  • 2008-08-20
  • By Monika Hanley

DOWN TO EARTH: The deadly crash was probably a result of poor weather conditions.

RIGA - A plane crash in Tukums has left one dead and seven others critically wounded. The eight-passenger Fighter 31 crashed shortly after 10 a.m. on Aug. 16 after taking off from Riga's Spilve Airport, narrowly missing nearby homes by about 200 meters.
 The crash is under investigation, but the leading hypothesis is that poor visibility due to weather conditions is to blame.

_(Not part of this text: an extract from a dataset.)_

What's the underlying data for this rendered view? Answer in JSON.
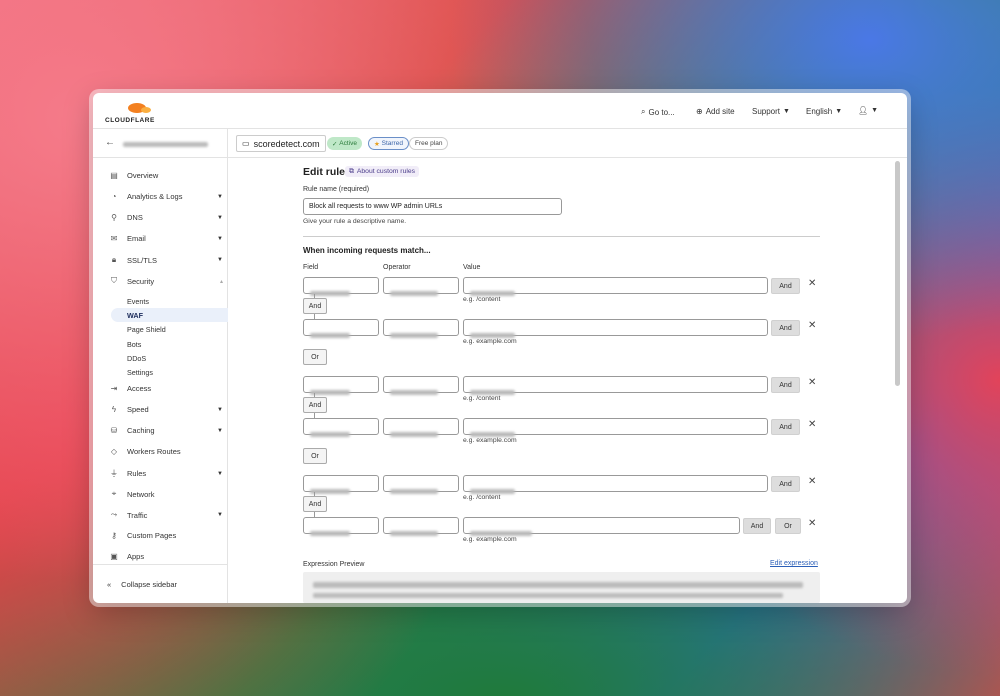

The plane belonged to the aviation school Air Training, confirmed Tukums area police director Signe Dektere.

Aboard the plane were two pilots and six aviation students who had come to Tukums for an air show.
The plane, originally left at the crash site, has been brought in for expert testing to determine if the aircraft equipment was at fault. Police director Dektere added that there could be many reasons behind the crash, and that their job was to find out what it was and come to a concrete conclusion.

In connection to the Tukums crash, criminal proceedings regarding flight safety are due to begin.
The pilot of the small aircraft died in the hospital and the seven other passengers were critically injured. Only one passenger so far has been released, according to Incident Medical Center director Martins Sics.
When medics arrived on the scene, the pilot and others were hooked up to ventilators, but the pilot had sustained more severe injury.

The medics have taken four of the injured passengers to Riga's orthopedic and trauma center, among them a man with a broken spine and leg. The others are at Paul Stradina hospital.
One passenger, a woman, is in extremely critical condition, with spine, rib and brain injuries. For safety reasons, medics have decided not to transfer her to the Riga hospital.
Incident Response Bureau director Alfreds Gaveika said that after an initial investigation at the crash site, the aircraft seemed to have been in fine working order, with no electrical malfunctions noted.

Civil Aviation director Maris Gorodcovs told reporters: "This morning Spilve Airport had very bad visibility and many pilots chose to delay their flights until later."
The pilot had been warned of these conditions, Gorodcovs said.